Material provided:
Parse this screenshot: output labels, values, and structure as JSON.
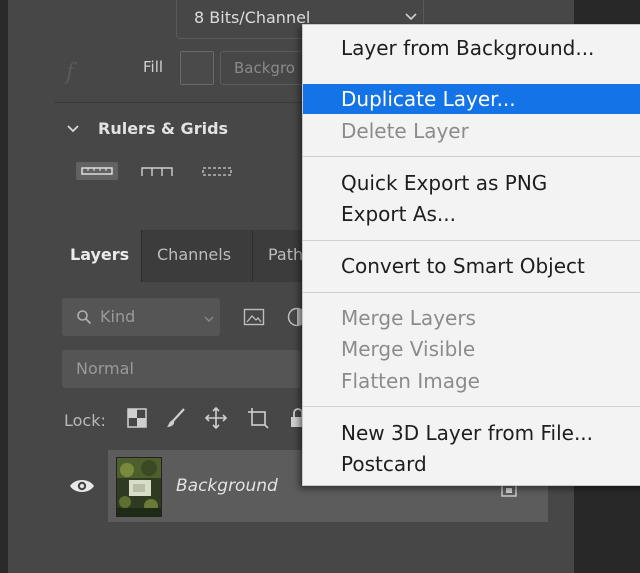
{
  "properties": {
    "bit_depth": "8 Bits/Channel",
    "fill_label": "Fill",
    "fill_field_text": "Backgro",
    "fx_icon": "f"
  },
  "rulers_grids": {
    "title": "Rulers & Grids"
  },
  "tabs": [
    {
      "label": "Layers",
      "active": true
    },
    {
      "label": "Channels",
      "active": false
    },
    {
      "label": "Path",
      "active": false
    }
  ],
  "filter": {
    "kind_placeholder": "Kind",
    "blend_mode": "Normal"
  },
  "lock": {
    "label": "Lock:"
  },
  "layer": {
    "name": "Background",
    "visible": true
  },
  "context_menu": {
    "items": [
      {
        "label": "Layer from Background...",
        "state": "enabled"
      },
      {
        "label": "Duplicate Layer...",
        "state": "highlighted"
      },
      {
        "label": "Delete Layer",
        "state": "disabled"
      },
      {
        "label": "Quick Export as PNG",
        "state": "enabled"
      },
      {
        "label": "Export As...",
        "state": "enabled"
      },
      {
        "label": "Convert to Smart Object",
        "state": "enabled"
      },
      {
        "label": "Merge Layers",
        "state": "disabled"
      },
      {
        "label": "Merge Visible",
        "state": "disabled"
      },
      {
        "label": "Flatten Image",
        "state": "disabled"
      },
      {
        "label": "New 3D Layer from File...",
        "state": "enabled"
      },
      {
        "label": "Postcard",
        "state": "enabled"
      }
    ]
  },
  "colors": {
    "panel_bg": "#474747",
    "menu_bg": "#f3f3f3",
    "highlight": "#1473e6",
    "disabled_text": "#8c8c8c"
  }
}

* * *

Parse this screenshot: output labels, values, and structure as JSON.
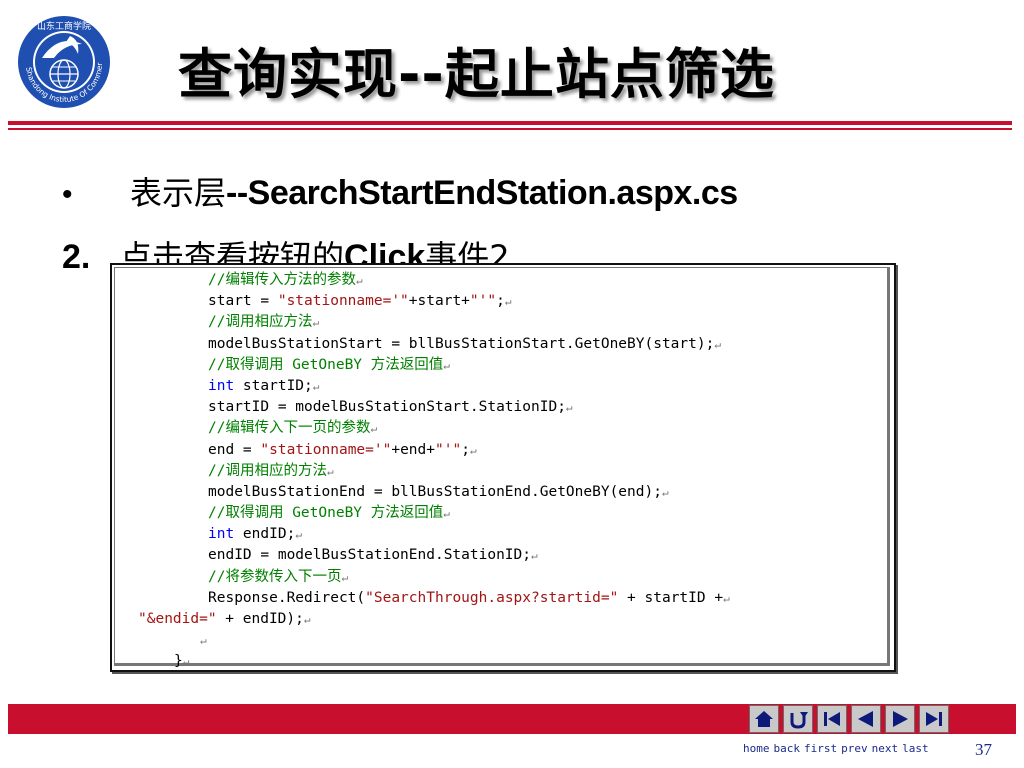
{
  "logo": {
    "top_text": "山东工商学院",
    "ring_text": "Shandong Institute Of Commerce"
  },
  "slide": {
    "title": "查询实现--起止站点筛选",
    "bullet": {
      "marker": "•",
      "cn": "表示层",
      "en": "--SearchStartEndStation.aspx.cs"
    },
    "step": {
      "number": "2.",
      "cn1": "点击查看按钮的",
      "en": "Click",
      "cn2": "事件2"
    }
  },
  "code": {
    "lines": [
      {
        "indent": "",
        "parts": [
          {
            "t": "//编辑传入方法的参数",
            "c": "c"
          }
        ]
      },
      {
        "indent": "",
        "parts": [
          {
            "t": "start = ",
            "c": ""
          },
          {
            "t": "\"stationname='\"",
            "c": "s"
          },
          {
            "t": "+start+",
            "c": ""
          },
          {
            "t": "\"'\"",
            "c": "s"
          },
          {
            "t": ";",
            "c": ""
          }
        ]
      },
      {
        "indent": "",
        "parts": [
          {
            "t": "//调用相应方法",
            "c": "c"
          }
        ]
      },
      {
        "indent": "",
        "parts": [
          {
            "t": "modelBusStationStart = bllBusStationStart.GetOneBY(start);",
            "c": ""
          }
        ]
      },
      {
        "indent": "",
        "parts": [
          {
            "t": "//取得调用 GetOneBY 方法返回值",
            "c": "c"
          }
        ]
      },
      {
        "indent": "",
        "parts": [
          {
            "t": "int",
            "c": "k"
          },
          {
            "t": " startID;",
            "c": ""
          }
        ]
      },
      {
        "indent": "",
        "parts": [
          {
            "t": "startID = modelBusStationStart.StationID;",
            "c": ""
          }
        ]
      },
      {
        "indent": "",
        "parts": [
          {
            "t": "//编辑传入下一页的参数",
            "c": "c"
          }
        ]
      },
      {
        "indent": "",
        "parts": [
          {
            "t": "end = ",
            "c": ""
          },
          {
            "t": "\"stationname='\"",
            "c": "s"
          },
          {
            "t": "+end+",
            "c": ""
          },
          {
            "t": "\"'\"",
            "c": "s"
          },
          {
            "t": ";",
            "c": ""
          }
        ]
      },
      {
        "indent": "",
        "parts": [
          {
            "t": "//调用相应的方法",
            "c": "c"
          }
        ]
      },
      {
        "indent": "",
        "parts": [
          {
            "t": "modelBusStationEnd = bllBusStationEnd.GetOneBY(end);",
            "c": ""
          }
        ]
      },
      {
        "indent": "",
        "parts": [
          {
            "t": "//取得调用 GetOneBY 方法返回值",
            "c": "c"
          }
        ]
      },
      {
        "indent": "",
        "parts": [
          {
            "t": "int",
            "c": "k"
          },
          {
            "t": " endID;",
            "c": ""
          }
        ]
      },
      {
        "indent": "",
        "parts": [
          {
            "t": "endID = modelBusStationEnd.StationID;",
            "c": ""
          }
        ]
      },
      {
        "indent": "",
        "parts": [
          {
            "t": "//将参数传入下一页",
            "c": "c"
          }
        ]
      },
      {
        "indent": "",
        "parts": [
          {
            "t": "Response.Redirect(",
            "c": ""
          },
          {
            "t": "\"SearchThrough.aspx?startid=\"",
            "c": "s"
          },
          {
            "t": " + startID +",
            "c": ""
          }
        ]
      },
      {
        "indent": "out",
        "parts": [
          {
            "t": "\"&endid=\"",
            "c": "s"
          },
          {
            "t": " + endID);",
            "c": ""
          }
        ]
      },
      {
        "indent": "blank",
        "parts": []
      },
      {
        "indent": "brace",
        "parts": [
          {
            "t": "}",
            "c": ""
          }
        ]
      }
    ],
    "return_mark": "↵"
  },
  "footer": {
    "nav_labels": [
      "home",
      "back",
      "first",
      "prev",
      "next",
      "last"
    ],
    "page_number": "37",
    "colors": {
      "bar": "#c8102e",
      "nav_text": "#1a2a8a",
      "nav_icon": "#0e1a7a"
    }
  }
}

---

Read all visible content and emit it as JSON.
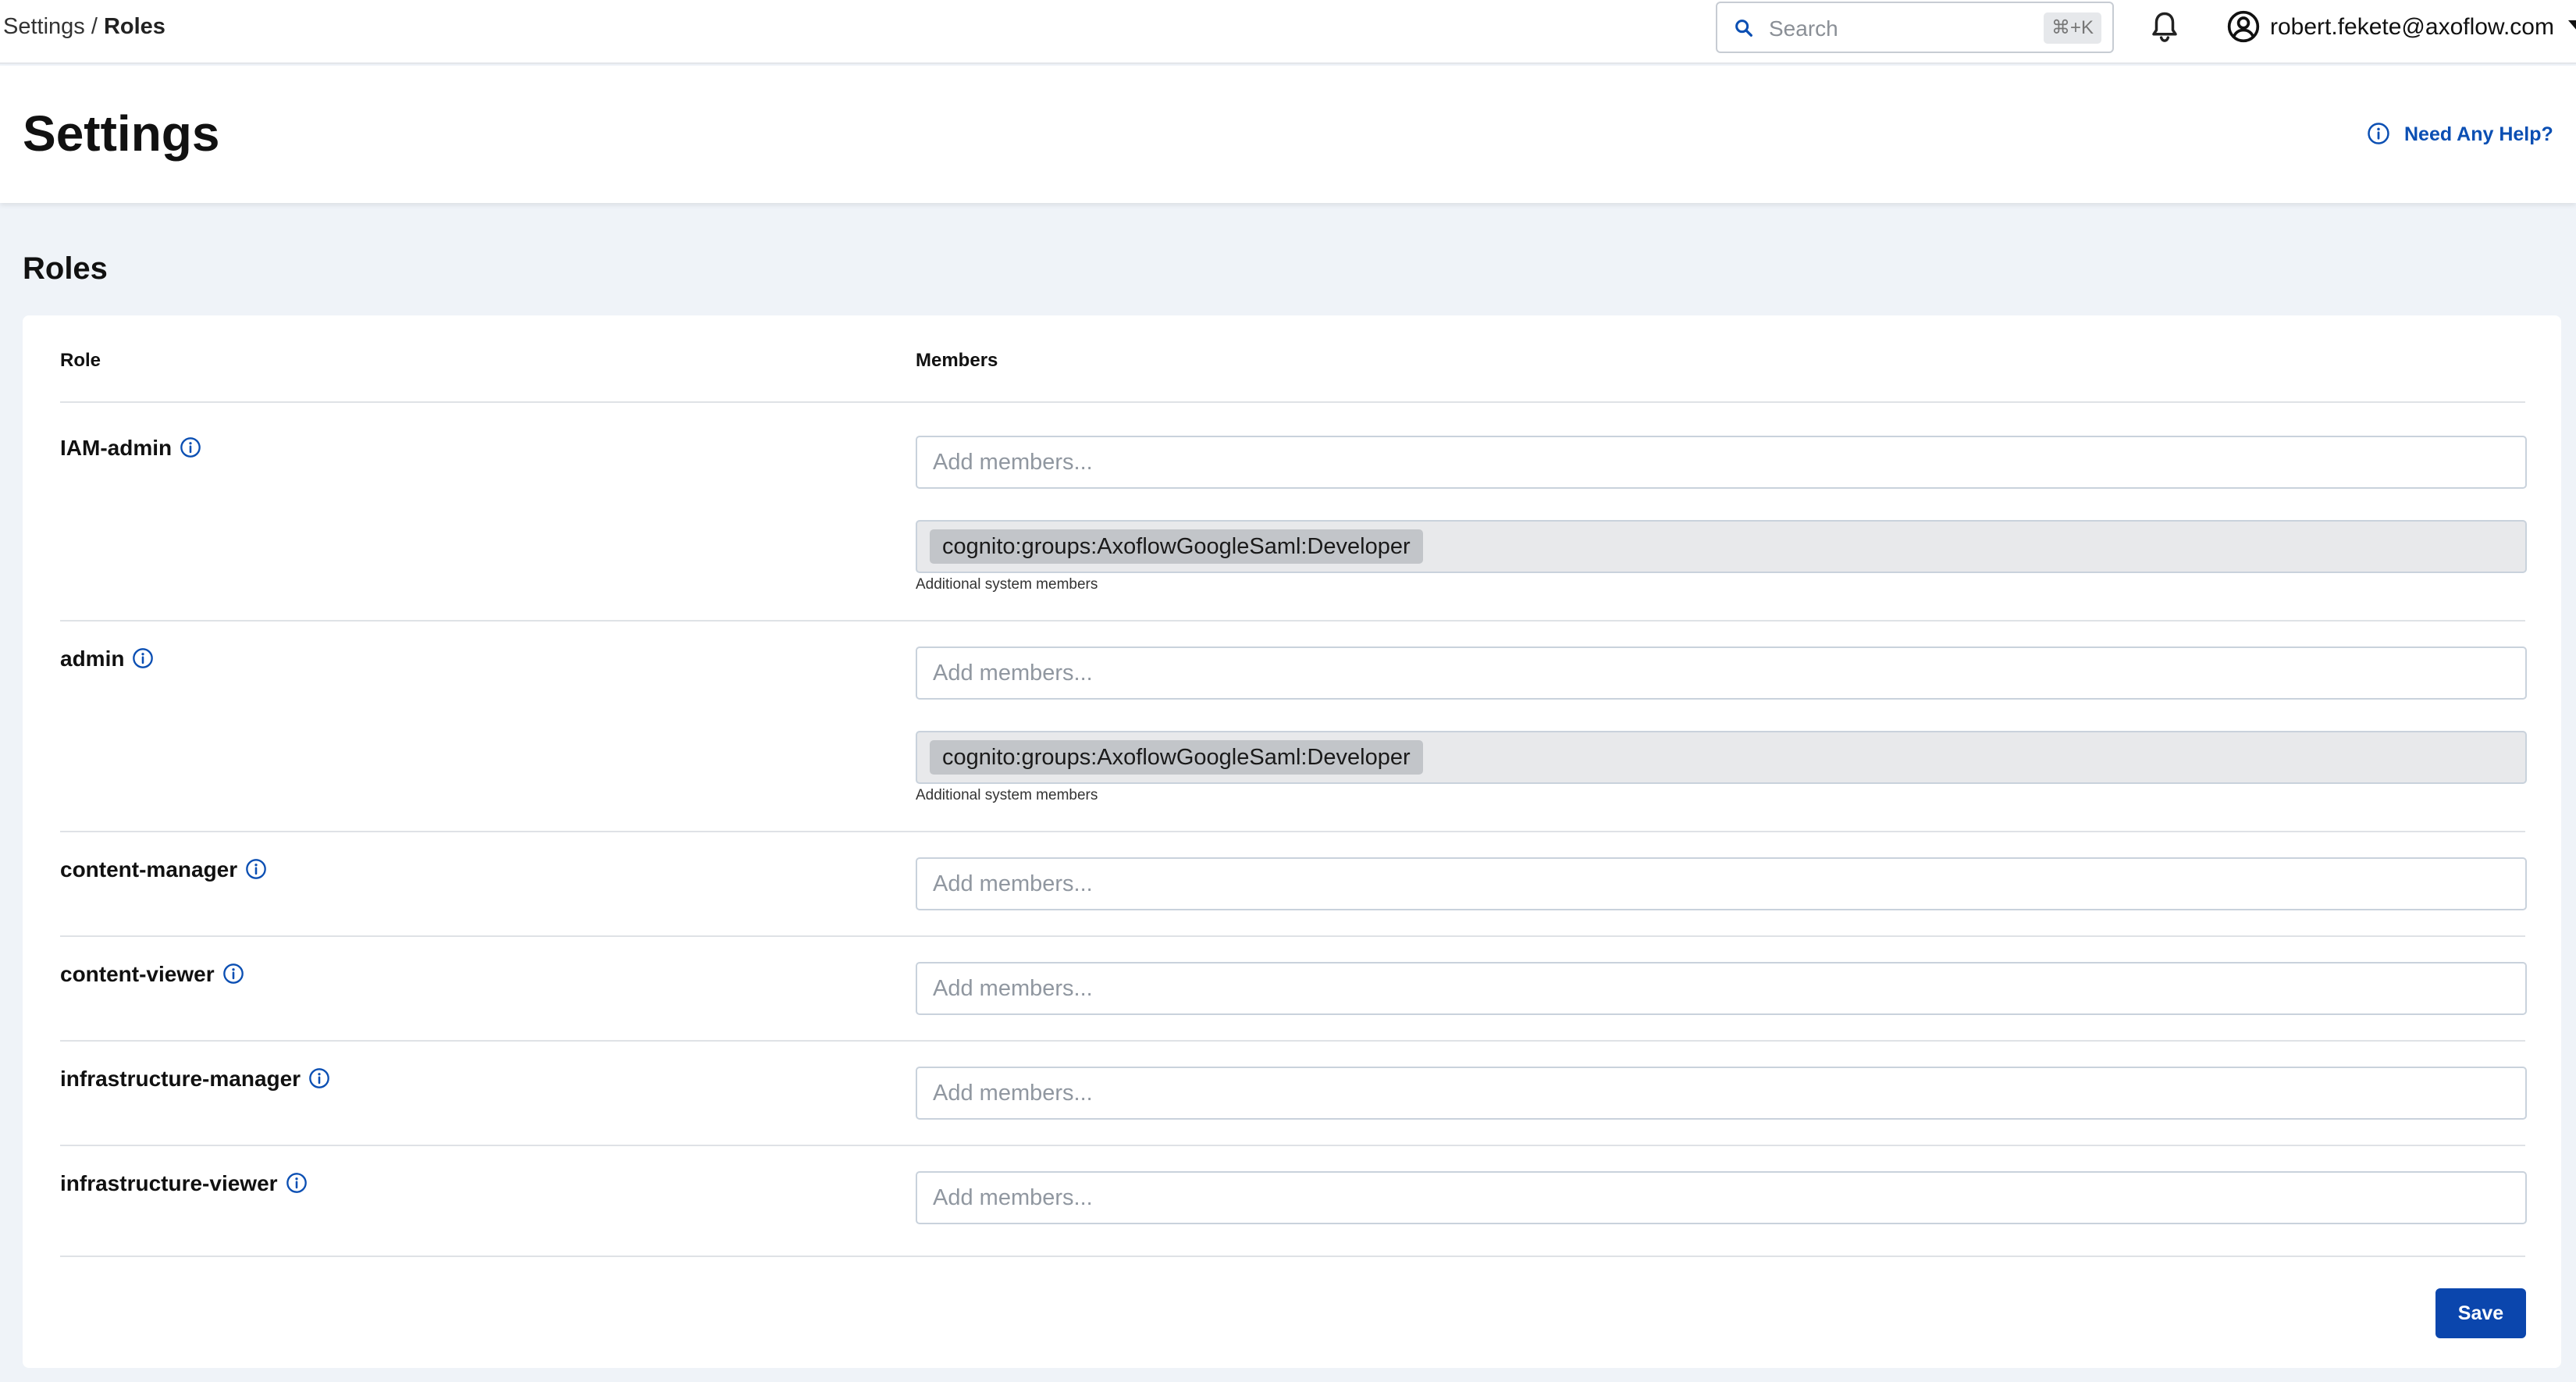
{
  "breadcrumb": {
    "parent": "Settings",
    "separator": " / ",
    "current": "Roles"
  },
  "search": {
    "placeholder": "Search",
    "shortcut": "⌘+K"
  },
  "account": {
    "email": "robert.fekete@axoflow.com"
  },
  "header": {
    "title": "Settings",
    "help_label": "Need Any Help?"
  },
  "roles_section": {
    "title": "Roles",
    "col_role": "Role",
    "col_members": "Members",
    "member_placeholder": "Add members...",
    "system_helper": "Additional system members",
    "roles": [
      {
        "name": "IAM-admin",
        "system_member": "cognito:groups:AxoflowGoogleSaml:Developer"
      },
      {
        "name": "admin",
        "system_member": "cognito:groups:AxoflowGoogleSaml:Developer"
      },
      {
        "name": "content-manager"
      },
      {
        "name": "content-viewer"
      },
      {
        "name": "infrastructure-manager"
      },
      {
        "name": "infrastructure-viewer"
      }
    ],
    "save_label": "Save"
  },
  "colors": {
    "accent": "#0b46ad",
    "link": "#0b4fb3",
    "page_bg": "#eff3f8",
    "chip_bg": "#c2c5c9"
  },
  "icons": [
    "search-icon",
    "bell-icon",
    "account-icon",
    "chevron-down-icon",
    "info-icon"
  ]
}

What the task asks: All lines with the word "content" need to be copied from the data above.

Answer for the task:
Read all visible content and emit it as JSON.
        "name": "content-manager"
        "name": "content-viewer"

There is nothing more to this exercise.